__ASSIGNMENT__
Report all lines of the data below that hold the word "Output".

-- MATERIALS PROVIDED follows --

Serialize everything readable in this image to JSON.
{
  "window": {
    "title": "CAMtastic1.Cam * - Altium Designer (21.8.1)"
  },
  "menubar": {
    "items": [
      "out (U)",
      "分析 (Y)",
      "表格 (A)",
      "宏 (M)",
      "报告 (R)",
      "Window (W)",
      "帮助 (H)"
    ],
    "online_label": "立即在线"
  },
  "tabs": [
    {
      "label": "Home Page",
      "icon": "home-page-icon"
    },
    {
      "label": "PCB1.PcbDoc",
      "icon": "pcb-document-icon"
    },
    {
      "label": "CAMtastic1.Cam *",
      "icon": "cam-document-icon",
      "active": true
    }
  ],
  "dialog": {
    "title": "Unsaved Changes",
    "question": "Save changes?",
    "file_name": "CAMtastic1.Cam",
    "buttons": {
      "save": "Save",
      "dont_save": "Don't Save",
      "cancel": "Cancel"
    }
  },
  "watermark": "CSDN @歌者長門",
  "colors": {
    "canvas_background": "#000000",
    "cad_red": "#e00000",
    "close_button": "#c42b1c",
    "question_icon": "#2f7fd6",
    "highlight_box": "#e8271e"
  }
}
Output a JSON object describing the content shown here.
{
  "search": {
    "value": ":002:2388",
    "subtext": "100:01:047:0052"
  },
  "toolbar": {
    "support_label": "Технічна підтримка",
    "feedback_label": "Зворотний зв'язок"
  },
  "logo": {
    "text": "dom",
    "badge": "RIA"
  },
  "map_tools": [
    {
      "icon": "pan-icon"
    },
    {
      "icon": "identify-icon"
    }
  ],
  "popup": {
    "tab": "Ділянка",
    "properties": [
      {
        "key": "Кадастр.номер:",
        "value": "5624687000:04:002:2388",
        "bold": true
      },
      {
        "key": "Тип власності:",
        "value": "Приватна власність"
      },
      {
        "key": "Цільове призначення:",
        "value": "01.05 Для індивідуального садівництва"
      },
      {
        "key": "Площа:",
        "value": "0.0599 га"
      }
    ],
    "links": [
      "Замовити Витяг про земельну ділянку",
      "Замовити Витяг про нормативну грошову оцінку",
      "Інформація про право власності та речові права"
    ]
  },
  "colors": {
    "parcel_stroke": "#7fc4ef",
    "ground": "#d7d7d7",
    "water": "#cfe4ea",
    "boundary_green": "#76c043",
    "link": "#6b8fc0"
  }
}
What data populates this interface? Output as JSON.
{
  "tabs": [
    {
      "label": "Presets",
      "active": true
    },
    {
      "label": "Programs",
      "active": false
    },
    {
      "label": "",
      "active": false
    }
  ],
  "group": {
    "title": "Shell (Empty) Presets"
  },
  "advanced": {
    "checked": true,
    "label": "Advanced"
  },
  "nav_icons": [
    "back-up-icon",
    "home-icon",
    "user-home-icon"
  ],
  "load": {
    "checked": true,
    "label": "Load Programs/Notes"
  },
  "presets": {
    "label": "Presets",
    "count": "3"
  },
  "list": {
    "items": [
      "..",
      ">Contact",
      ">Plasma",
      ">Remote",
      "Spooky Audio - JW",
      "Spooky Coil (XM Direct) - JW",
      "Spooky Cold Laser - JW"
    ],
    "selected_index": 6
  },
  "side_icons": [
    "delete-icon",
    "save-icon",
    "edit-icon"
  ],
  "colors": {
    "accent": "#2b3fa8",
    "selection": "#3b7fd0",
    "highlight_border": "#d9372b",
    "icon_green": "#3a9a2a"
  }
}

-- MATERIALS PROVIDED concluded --
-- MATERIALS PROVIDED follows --

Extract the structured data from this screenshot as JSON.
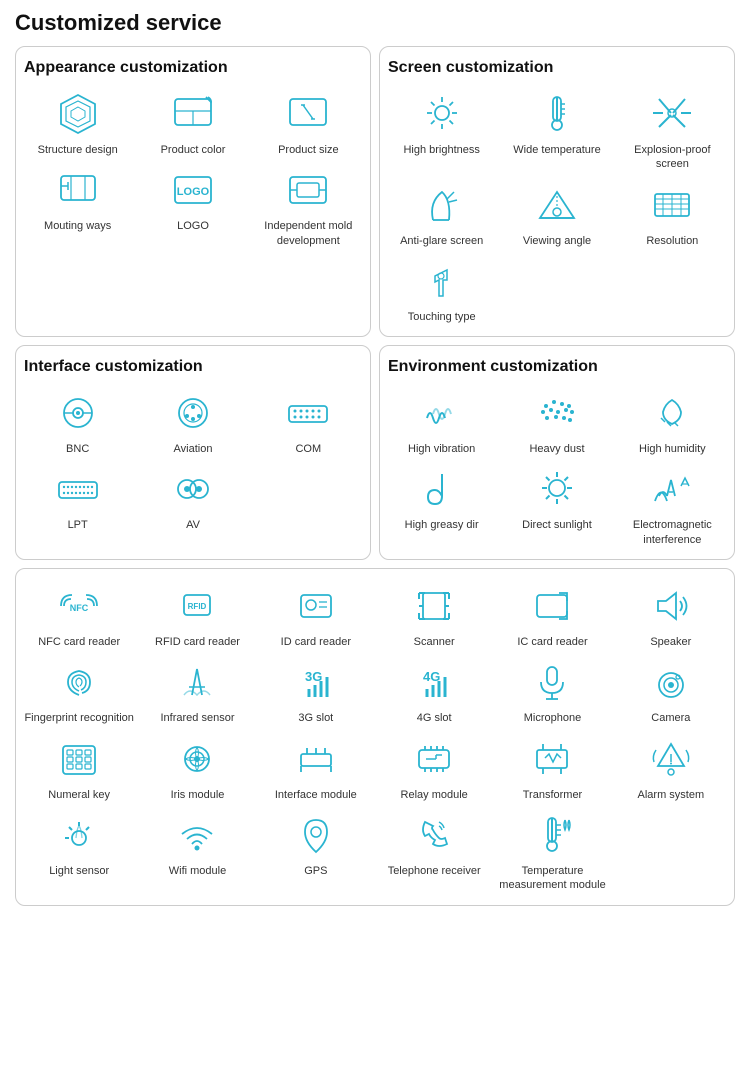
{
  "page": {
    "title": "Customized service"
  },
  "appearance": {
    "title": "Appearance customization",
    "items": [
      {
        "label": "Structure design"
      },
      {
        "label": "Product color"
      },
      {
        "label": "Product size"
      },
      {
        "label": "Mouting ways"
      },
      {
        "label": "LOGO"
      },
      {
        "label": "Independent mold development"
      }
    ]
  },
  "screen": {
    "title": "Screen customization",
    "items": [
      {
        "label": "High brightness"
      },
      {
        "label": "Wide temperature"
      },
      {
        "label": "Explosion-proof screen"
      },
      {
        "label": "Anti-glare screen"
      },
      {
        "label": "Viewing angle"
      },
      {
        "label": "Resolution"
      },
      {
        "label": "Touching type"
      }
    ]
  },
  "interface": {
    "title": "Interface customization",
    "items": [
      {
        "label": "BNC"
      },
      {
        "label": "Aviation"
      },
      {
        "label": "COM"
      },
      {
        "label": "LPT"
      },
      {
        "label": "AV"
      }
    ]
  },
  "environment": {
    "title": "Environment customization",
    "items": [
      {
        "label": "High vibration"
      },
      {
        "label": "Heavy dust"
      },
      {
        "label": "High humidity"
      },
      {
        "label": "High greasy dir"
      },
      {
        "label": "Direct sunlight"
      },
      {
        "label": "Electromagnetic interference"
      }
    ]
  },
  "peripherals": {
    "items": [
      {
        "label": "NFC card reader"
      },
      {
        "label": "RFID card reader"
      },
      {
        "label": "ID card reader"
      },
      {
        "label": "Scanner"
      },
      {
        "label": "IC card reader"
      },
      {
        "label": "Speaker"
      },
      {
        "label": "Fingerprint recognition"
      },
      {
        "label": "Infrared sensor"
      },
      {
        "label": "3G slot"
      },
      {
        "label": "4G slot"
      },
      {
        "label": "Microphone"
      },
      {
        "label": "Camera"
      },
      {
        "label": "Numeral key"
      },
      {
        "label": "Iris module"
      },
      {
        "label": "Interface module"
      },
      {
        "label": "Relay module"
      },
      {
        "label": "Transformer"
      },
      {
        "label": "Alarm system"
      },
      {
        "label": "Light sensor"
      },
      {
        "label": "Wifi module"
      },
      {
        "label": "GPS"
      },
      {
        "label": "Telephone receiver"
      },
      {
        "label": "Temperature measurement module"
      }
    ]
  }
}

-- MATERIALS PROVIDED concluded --

__ANSWER BOX__
Output a JSON object describing the content shown here.
What data populates this interface? Output as JSON.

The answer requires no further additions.